With the exception of the pictures, write out the data below precisely.
━━ GIVEN RECORDS
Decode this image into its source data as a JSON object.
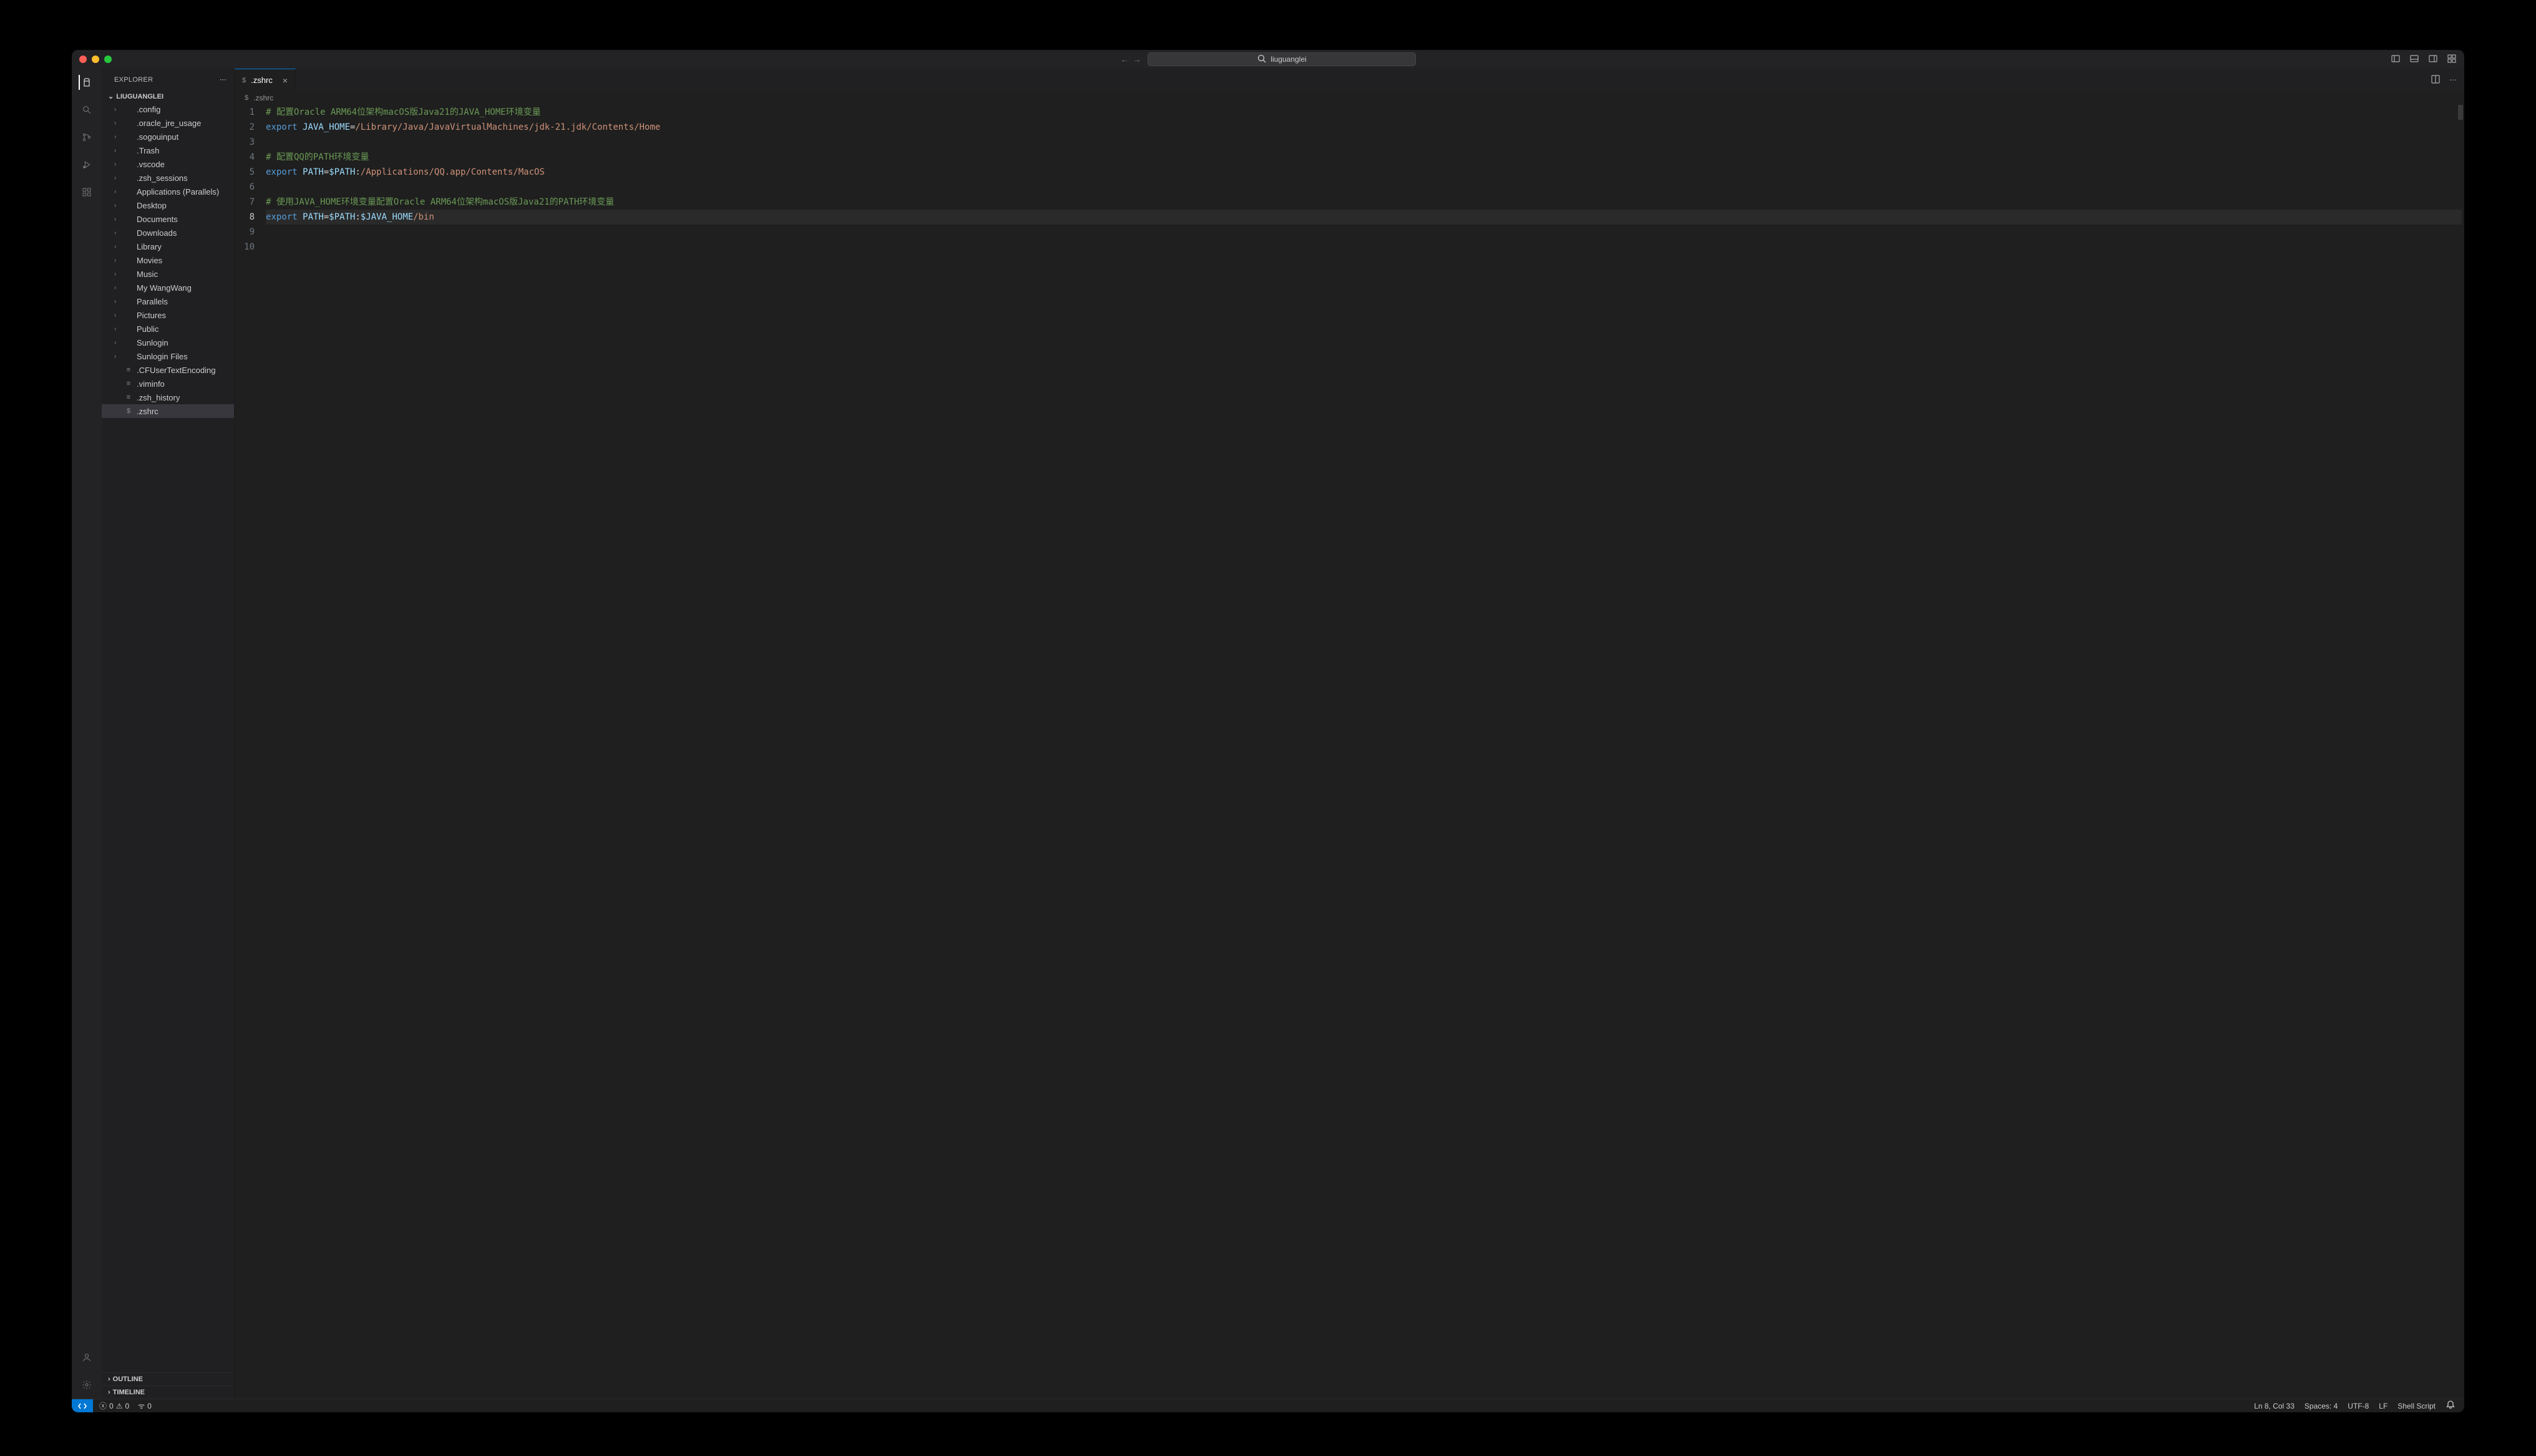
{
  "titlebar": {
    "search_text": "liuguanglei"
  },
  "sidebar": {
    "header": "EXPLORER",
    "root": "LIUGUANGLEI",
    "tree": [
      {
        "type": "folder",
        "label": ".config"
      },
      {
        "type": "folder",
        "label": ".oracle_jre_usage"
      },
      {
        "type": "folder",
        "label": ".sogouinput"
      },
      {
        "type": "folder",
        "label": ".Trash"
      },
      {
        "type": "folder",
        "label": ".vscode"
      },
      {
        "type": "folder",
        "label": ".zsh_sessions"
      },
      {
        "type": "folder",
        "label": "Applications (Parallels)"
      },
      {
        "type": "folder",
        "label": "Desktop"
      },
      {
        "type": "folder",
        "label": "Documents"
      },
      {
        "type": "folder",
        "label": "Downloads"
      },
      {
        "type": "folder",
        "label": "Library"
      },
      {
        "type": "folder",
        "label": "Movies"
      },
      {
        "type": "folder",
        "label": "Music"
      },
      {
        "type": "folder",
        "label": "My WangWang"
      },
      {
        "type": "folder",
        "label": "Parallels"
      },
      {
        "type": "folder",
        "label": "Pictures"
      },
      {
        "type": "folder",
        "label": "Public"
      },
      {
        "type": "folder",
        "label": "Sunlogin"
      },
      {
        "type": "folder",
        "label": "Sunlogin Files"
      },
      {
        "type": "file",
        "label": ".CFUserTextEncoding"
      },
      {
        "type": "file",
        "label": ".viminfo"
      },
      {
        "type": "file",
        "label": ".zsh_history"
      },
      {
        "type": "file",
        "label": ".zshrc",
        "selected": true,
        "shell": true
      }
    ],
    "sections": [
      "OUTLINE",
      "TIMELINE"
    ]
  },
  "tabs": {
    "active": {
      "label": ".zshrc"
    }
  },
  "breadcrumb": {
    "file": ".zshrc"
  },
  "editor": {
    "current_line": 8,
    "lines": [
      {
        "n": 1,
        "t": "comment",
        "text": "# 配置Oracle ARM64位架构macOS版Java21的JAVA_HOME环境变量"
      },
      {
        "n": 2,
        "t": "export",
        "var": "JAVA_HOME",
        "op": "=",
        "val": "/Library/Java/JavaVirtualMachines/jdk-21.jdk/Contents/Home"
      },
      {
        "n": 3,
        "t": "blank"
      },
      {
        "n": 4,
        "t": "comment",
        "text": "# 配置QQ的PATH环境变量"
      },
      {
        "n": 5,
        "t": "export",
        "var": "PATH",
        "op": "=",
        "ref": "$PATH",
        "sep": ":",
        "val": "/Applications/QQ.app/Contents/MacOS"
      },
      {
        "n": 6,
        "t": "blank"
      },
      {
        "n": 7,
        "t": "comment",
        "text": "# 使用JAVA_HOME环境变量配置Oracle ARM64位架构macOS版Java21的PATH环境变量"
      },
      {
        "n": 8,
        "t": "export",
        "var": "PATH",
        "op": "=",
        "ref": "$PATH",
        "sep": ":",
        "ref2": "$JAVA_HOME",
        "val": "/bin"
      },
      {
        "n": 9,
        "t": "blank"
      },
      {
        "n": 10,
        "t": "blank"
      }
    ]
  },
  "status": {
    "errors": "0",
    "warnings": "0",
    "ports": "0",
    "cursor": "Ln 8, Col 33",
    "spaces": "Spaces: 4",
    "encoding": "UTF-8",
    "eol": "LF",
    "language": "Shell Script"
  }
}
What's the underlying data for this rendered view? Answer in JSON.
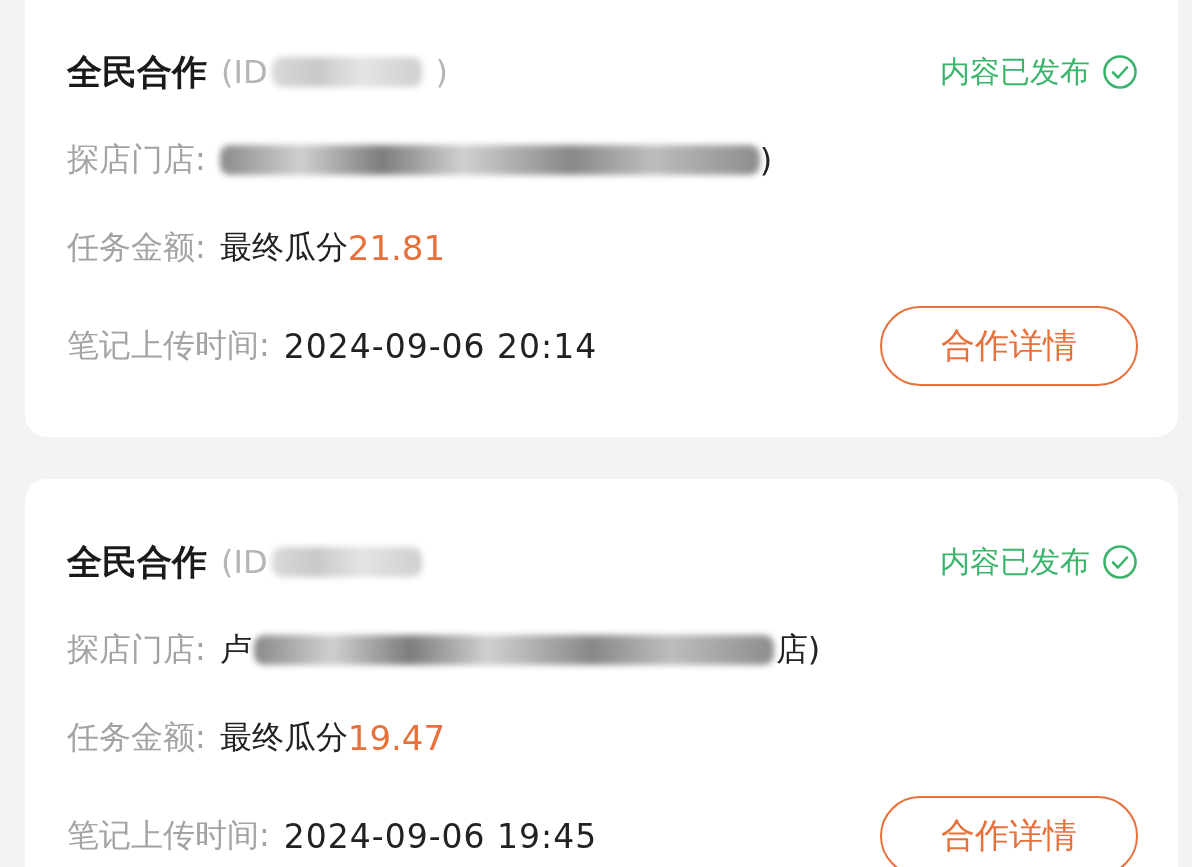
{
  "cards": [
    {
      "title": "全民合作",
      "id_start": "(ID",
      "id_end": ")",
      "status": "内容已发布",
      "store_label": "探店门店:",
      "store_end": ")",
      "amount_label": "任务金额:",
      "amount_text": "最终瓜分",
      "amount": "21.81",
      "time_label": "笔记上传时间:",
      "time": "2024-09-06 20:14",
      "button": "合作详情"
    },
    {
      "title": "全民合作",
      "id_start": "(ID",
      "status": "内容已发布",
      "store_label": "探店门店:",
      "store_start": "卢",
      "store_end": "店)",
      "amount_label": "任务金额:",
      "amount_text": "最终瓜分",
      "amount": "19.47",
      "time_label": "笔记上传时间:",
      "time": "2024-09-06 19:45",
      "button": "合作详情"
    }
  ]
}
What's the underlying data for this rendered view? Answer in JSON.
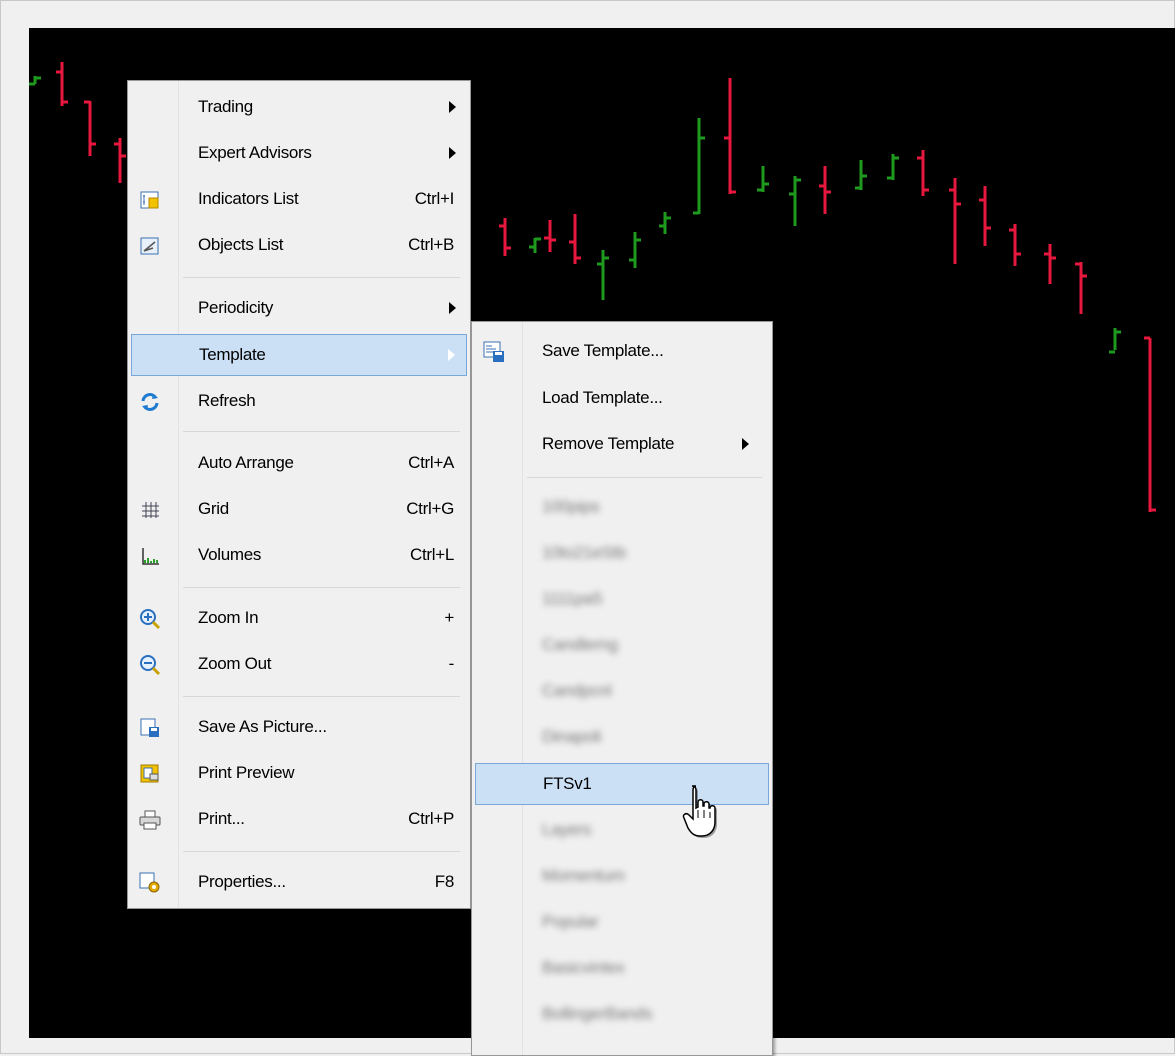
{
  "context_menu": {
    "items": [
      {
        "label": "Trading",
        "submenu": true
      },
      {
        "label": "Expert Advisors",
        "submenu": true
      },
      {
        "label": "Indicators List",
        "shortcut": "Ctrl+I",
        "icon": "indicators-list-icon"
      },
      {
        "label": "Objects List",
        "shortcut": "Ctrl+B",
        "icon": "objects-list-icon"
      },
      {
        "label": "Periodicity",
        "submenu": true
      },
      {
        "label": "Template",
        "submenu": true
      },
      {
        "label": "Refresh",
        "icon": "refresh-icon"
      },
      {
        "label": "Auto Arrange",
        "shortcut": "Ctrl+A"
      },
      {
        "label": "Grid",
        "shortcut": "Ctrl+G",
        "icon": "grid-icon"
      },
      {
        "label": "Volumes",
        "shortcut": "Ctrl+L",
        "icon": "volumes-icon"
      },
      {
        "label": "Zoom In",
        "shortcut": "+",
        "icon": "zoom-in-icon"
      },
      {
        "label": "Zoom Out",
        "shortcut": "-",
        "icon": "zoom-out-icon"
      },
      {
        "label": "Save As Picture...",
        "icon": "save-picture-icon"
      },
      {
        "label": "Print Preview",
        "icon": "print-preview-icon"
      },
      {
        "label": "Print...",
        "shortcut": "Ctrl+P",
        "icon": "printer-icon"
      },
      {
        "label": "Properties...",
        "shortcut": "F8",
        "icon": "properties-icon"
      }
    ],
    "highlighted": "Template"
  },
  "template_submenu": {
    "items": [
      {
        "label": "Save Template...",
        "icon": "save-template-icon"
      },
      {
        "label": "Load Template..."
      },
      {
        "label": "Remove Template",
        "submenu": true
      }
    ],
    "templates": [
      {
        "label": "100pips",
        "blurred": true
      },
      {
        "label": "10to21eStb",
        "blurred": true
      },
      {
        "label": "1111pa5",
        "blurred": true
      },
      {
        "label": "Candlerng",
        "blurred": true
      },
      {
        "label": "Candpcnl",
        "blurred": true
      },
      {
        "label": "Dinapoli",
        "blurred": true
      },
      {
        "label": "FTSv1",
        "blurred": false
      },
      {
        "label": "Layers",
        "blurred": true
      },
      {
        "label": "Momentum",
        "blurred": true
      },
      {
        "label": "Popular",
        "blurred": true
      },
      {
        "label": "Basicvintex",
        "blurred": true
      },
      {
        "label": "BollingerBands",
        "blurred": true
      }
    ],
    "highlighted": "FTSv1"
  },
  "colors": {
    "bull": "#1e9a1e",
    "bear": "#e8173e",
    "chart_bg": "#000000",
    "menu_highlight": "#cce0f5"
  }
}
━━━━
WRITTEN ANSWER →
Decode this image into its source data as a JSON object.
{
  "titlebar": {
    "search_text": "liuguanglei"
  },
  "sidebar": {
    "header": "EXPLORER",
    "root": "LIUGUANGLEI",
    "tree": [
      {
        "type": "folder",
        "label": ".config"
      },
      {
        "type": "folder",
        "label": ".oracle_jre_usage"
      },
      {
        "type": "folder",
        "label": ".sogouinput"
      },
      {
        "type": "folder",
        "label": ".Trash"
      },
      {
        "type": "folder",
        "label": ".vscode"
      },
      {
        "type": "folder",
        "label": ".zsh_sessions"
      },
      {
        "type": "folder",
        "label": "Applications (Parallels)"
      },
      {
        "type": "folder",
        "label": "Desktop"
      },
      {
        "type": "folder",
        "label": "Documents"
      },
      {
        "type": "folder",
        "label": "Downloads"
      },
      {
        "type": "folder",
        "label": "Library"
      },
      {
        "type": "folder",
        "label": "Movies"
      },
      {
        "type": "folder",
        "label": "Music"
      },
      {
        "type": "folder",
        "label": "My WangWang"
      },
      {
        "type": "folder",
        "label": "Parallels"
      },
      {
        "type": "folder",
        "label": "Pictures"
      },
      {
        "type": "folder",
        "label": "Public"
      },
      {
        "type": "folder",
        "label": "Sunlogin"
      },
      {
        "type": "folder",
        "label": "Sunlogin Files"
      },
      {
        "type": "file",
        "label": ".CFUserTextEncoding"
      },
      {
        "type": "file",
        "label": ".viminfo"
      },
      {
        "type": "file",
        "label": ".zsh_history"
      },
      {
        "type": "file",
        "label": ".zshrc",
        "selected": true,
        "shell": true
      }
    ],
    "sections": [
      "OUTLINE",
      "TIMELINE"
    ]
  },
  "tabs": {
    "active": {
      "label": ".zshrc"
    }
  },
  "breadcrumb": {
    "file": ".zshrc"
  },
  "editor": {
    "current_line": 8,
    "lines": [
      {
        "n": 1,
        "t": "comment",
        "text": "# 配置Oracle ARM64位架构macOS版Java21的JAVA_HOME环境变量"
      },
      {
        "n": 2,
        "t": "export",
        "var": "JAVA_HOME",
        "op": "=",
        "val": "/Library/Java/JavaVirtualMachines/jdk-21.jdk/Contents/Home"
      },
      {
        "n": 3,
        "t": "blank"
      },
      {
        "n": 4,
        "t": "comment",
        "text": "# 配置QQ的PATH环境变量"
      },
      {
        "n": 5,
        "t": "export",
        "var": "PATH",
        "op": "=",
        "ref": "$PATH",
        "sep": ":",
        "val": "/Applications/QQ.app/Contents/MacOS"
      },
      {
        "n": 6,
        "t": "blank"
      },
      {
        "n": 7,
        "t": "comment",
        "text": "# 使用JAVA_HOME环境变量配置Oracle ARM64位架构macOS版Java21的PATH环境变量"
      },
      {
        "n": 8,
        "t": "export",
        "var": "PATH",
        "op": "=",
        "ref": "$PATH",
        "sep": ":",
        "ref2": "$JAVA_HOME",
        "val": "/bin"
      },
      {
        "n": 9,
        "t": "blank"
      },
      {
        "n": 10,
        "t": "blank"
      }
    ]
  },
  "status": {
    "errors": "0",
    "warnings": "0",
    "ports": "0",
    "cursor": "Ln 8, Col 33",
    "spaces": "Spaces: 4",
    "encoding": "UTF-8",
    "eol": "LF",
    "language": "Shell Script"
  }
}
What's the underlying data for this rendered view? Answer in JSON.
{
  "cards": [
    {
      "title": "全民合作",
      "id_start": "(ID",
      "id_end": ")",
      "status": "内容已发布",
      "store_label": "探店门店:",
      "store_end": ")",
      "amount_label": "任务金额:",
      "amount_text": "最终瓜分",
      "amount": "21.81",
      "time_label": "笔记上传时间:",
      "time": "2024-09-06 20:14",
      "button": "合作详情"
    },
    {
      "title": "全民合作",
      "id_start": "(ID",
      "status": "内容已发布",
      "store_label": "探店门店:",
      "store_start": "卢",
      "store_end": "店)",
      "amount_label": "任务金额:",
      "amount_text": "最终瓜分",
      "amount": "19.47",
      "time_label": "笔记上传时间:",
      "time": "2024-09-06 19:45",
      "button": "合作详情"
    }
  ]
}
What's the underlying data for this rendered view? Answer in JSON.
{
  "context_menu": {
    "items": [
      {
        "label": "Trading",
        "submenu": true
      },
      {
        "label": "Expert Advisors",
        "submenu": true
      },
      {
        "label": "Indicators List",
        "shortcut": "Ctrl+I",
        "icon": "indicators-list-icon"
      },
      {
        "label": "Objects List",
        "shortcut": "Ctrl+B",
        "icon": "objects-list-icon"
      },
      {
        "label": "Periodicity",
        "submenu": true
      },
      {
        "label": "Template",
        "submenu": true
      },
      {
        "label": "Refresh",
        "icon": "refresh-icon"
      },
      {
        "label": "Auto Arrange",
        "shortcut": "Ctrl+A"
      },
      {
        "label": "Grid",
        "shortcut": "Ctrl+G",
        "icon": "grid-icon"
      },
      {
        "label": "Volumes",
        "shortcut": "Ctrl+L",
        "icon": "volumes-icon"
      },
      {
        "label": "Zoom In",
        "shortcut": "+",
        "icon": "zoom-in-icon"
      },
      {
        "label": "Zoom Out",
        "shortcut": "-",
        "icon": "zoom-out-icon"
      },
      {
        "label": "Save As Picture...",
        "icon": "save-picture-icon"
      },
      {
        "label": "Print Preview",
        "icon": "print-preview-icon"
      },
      {
        "label": "Print...",
        "shortcut": "Ctrl+P",
        "icon": "printer-icon"
      },
      {
        "label": "Properties...",
        "shortcut": "F8",
        "icon": "properties-icon"
      }
    ],
    "highlighted": "Template"
  },
  "template_submenu": {
    "items": [
      {
        "label": "Save Template...",
        "icon": "save-template-icon"
      },
      {
        "label": "Load Template..."
      },
      {
        "label": "Remove Template",
        "submenu": true
      }
    ],
    "templates": [
      {
        "label": "100pips",
        "blurred": true
      },
      {
        "label": "10to21eStb",
        "blurred": true
      },
      {
        "label": "1111pa5",
        "blurred": true
      },
      {
        "label": "Candlerng",
        "blurred": true
      },
      {
        "label": "Candpcnl",
        "blurred": true
      },
      {
        "label": "Dinapoli",
        "blurred": true
      },
      {
        "label": "FTSv1",
        "blurred": false
      },
      {
        "label": "Layers",
        "blurred": true
      },
      {
        "label": "Momentum",
        "blurred": true
      },
      {
        "label": "Popular",
        "blurred": true
      },
      {
        "label": "Basicvintex",
        "blurred": true
      },
      {
        "label": "BollingerBands",
        "blurred": true
      }
    ],
    "highlighted": "FTSv1"
  },
  "colors": {
    "bull": "#1e9a1e",
    "bear": "#e8173e",
    "chart_bg": "#000000",
    "menu_highlight": "#cce0f5"
  }
}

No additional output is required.